                                                                                                           By:  James M. Bright

Attorney at Law


The following is provided for informational purposes only and is not, nor should it be construed as legal advice.


            This firm has recently received questions regarding what, if anything, can be done to designate a guardian for one’s self if the need arises in the future?  What if I suffer from mild dementia at a future date?  What if I suffer from Alzheimer’s disease?

            None of us likes to consider the possibility that we might be so incapacitated in the future that we might be unable to care for ourselves, but the hard truth is that it is a very real possibility for all of us.

            One common concern is that someone might get themselves appointed as our guardian whose motivation might be more to control our estate than to offer assistance to us in our time of need.  It is for this reason that Texas Probate Code §679 was enacted to codify the procedure for appointment of a potential guardian if and when the need arises by giving us an opportunity through preplanning to guide our own destiny even if we later lose the ability to do so.

            A premise which must have been instrumental in drafting this statute is that the person most aggressive in seeking guardianship for a person who is beginning to need care is not necessarily the person who would best serve the needs or (just as importantly) the desires of the person needing care or assistance (hereinafter called “ward”).

            One such example occurred and was witnessed in my own practice when a widowed parent remarried, and the children of the first marriage never really approved of the parent’s second spouse.  This can be true even if the parent and second spouse have been married for thirty years or more.  In the instant case cited by this firm, Mom was removed from her home with her second spouse (after 15 years of marriage) and placed under the supervision of her eldest son.

            The above example does not tell us from the facts “on its face” whether what occurred was or was not what Mom wanted.  It could have been either exactly what Mom wanted, or it may have been the fruition of Mom’s most frightful nightmare.

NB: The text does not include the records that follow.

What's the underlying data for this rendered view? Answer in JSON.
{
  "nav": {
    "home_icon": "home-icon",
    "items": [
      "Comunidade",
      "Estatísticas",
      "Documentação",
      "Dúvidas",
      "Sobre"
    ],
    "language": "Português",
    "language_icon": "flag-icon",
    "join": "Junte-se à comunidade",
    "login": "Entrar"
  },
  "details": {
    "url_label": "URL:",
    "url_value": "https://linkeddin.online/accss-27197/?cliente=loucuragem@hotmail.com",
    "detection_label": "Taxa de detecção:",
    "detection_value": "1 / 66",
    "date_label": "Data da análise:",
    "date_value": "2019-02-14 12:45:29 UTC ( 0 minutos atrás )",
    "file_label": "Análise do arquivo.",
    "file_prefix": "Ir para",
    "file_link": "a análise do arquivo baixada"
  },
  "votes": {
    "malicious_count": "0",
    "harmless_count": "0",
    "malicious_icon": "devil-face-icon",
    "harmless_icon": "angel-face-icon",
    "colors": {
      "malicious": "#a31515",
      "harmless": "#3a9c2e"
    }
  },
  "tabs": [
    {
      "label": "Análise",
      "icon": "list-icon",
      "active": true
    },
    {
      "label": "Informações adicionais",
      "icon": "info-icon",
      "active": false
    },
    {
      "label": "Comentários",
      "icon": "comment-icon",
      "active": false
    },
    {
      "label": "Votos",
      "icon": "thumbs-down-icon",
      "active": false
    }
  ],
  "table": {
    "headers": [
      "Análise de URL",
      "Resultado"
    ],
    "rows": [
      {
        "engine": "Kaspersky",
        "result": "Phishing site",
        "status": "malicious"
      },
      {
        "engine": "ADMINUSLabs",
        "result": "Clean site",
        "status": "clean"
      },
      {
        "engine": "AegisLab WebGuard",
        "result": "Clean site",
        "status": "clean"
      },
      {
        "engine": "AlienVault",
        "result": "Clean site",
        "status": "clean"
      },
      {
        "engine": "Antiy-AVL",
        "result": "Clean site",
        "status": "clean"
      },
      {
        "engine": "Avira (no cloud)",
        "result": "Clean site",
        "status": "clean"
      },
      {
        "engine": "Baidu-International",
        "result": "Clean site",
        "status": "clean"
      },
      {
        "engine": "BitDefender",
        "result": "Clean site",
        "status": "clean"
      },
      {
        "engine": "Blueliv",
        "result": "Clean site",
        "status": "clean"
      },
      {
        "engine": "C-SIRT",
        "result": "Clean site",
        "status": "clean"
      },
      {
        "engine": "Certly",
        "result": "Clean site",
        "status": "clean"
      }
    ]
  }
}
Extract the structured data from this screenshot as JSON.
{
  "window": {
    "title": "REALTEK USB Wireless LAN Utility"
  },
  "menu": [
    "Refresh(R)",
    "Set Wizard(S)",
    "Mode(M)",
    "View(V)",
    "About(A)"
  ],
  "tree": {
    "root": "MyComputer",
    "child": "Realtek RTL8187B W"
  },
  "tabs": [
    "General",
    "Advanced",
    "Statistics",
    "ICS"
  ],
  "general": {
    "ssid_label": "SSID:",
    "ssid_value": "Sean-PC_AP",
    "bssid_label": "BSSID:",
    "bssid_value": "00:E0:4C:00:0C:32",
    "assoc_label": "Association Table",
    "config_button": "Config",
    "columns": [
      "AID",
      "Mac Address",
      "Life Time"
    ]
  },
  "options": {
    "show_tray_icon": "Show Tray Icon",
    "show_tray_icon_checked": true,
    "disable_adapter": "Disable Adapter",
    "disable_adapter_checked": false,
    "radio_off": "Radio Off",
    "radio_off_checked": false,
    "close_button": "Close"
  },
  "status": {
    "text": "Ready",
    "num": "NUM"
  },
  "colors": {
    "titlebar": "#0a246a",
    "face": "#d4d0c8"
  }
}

            The point is that you, and you alone, are best qualified to specify whom you would like to have serve as your guardian if the need ever arises.  We all hope and pray that we will never be in the position of needing a guardian and chances are great that most of us will not, but if we are ever in that position, it could be comforting to know that our expressed wishes will still be considered.

            So long as a future ward is not already incapacitated, he/she may designate by a written declaration the identity of guardian for both his/her person and/or his/her estate.

            The formalities of guardian designation before the need arises are very similar to the requirements of a valid will in that it may be:

1.         Written wholly in the handwriting of the declarant; or

2.         Attested in the presence of the declarant by at least two credible witnesses who are 14 years of age or older and are not named either as a guardian or alternate guardian in the declaration.

            As with most important documents, you may be best served by consulting an attorney of your choosing rather than the “do it yourself” method in your handwriting, but either is enforceable if properly done.  It is, however, worthy of note that a properly prepared affidavit may be made self-proven at the time of execution and, therefore, become a ruling document when filed at any time after an application for appointment of a guardian has been filed.

            An interesting feature of a designation of guardian prior to need is found in Paragraph (b) of §679, The Texas Probate Code, where it states, “A declarant may, in the declaration, disqualify named persons from serving as guardian of the declarant’s  person or estate, and the persons named may not be appointed under any circumstances.”  This ends up being very strong language to make certain that persons you designate as ineligible for appointment never can be appointed against your wishes.

            Unless the court finds that the person designated in the declaration is not qualified or would not serve the best interests of the ward, the court shallappoint the person designated in preference to those who might otherwise be entitled to serve as guardian under the Probate Code of Texas.

            If you wish to designate persons whom you would prefer to have serve as your guardian in the event that the need later arises or to specifically exclude certain persons from ever being appointed in that capacity, you are strongly encouraged to see an attorney of your choosing who is qualified to advise you in this matter.





James Bright is admitted to practice before the Federal Courts for the Southern District of Texas and Eastern District of Texas as well as all of the Justice Courts, Probate Courts, County Courts at Law, District Courts, Courts of Appeal and Supreme Court for the State of Texas.  He maintains an office in Houston and by appointment another at

208 McCown Street
in the heart of historic Montgomery.  Contact may be made by telephone (936) 449-4455 or (281) 586-8277.  For more information about wills or probate in Texas, please see-